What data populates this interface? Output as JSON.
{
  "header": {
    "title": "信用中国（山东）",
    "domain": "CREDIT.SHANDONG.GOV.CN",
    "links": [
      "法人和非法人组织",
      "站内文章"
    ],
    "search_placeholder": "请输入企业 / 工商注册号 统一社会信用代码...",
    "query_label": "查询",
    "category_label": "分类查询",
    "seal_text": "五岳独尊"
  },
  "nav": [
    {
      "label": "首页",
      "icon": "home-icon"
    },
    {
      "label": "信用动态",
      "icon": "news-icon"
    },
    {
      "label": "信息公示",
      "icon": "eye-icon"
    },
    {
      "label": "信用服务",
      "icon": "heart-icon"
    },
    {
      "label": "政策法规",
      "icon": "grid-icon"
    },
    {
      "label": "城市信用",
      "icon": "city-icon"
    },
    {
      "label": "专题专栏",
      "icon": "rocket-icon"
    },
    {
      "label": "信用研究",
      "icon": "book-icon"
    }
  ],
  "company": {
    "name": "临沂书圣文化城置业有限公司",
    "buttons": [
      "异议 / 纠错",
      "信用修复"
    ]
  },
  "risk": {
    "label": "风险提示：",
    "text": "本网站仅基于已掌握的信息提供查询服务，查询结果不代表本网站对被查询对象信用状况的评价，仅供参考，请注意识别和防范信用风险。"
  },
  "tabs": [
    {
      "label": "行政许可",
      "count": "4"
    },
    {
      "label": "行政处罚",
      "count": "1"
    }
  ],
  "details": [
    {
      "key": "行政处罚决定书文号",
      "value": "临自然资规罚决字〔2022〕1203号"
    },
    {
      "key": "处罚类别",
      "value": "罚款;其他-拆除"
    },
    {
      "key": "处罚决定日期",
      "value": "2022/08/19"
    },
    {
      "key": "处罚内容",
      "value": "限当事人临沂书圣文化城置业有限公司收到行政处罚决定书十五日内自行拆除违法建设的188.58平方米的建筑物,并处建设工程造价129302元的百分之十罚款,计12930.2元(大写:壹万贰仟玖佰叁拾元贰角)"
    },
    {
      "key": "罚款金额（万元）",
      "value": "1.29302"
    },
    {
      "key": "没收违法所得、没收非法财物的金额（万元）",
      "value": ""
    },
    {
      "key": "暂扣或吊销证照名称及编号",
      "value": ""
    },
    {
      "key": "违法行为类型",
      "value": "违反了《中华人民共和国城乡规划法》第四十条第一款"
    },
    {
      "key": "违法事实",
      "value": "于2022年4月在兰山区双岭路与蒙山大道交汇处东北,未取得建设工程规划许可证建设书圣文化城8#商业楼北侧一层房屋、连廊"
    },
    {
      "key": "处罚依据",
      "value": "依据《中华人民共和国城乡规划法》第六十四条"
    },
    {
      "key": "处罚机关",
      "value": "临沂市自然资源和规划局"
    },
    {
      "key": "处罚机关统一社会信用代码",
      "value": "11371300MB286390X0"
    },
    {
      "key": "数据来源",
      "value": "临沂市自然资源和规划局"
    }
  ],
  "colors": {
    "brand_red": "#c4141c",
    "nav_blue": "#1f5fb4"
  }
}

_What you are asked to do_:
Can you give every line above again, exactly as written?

_Worked solution_:
What data populates this interface? Output as JSON.
{
  "header": {
    "title": "信用中国（山东）",
    "domain": "CREDIT.SHANDONG.GOV.CN",
    "links": [
      "法人和非法人组织",
      "站内文章"
    ],
    "search_placeholder": "请输入企业 / 工商注册号 统一社会信用代码...",
    "query_label": "查询",
    "category_label": "分类查询",
    "seal_text": "五岳独尊"
  },
  "nav": [
    {
      "label": "首页",
      "icon": "home-icon"
    },
    {
      "label": "信用动态",
      "icon": "news-icon"
    },
    {
      "label": "信息公示",
      "icon": "eye-icon"
    },
    {
      "label": "信用服务",
      "icon": "heart-icon"
    },
    {
      "label": "政策法规",
      "icon": "grid-icon"
    },
    {
      "label": "城市信用",
      "icon": "city-icon"
    },
    {
      "label": "专题专栏",
      "icon": "rocket-icon"
    },
    {
      "label": "信用研究",
      "icon": "book-icon"
    }
  ],
  "company": {
    "name": "临沂书圣文化城置业有限公司",
    "buttons": [
      "异议 / 纠错",
      "信用修复"
    ]
  },
  "risk": {
    "label": "风险提示：",
    "text": "本网站仅基于已掌握的信息提供查询服务，查询结果不代表本网站对被查询对象信用状况的评价，仅供参考，请注意识别和防范信用风险。"
  },
  "tabs": [
    {
      "label": "行政许可",
      "count": "4"
    },
    {
      "label": "行政处罚",
      "count": "1"
    }
  ],
  "details": [
    {
      "key": "行政处罚决定书文号",
      "value": "临自然资规罚决字〔2022〕1203号"
    },
    {
      "key": "处罚类别",
      "value": "罚款;其他-拆除"
    },
    {
      "key": "处罚决定日期",
      "value": "2022/08/19"
    },
    {
      "key": "处罚内容",
      "value": "限当事人临沂书圣文化城置业有限公司收到行政处罚决定书十五日内自行拆除违法建设的188.58平方米的建筑物,并处建设工程造价129302元的百分之十罚款,计12930.2元(大写:壹万贰仟玖佰叁拾元贰角)"
    },
    {
      "key": "罚款金额（万元）",
      "value": "1.29302"
    },
    {
      "key": "没收违法所得、没收非法财物的金额（万元）",
      "value": ""
    },
    {
      "key": "暂扣或吊销证照名称及编号",
      "value": ""
    },
    {
      "key": "违法行为类型",
      "value": "违反了《中华人民共和国城乡规划法》第四十条第一款"
    },
    {
      "key": "违法事实",
      "value": "于2022年4月在兰山区双岭路与蒙山大道交汇处东北,未取得建设工程规划许可证建设书圣文化城8#商业楼北侧一层房屋、连廊"
    },
    {
      "key": "处罚依据",
      "value": "依据《中华人民共和国城乡规划法》第六十四条"
    },
    {
      "key": "处罚机关",
      "value": "临沂市自然资源和规划局"
    },
    {
      "key": "处罚机关统一社会信用代码",
      "value": "11371300MB286390X0"
    },
    {
      "key": "数据来源",
      "value": "临沂市自然资源和规划局"
    }
  ],
  "colors": {
    "brand_red": "#c4141c",
    "nav_blue": "#1f5fb4"
  }
}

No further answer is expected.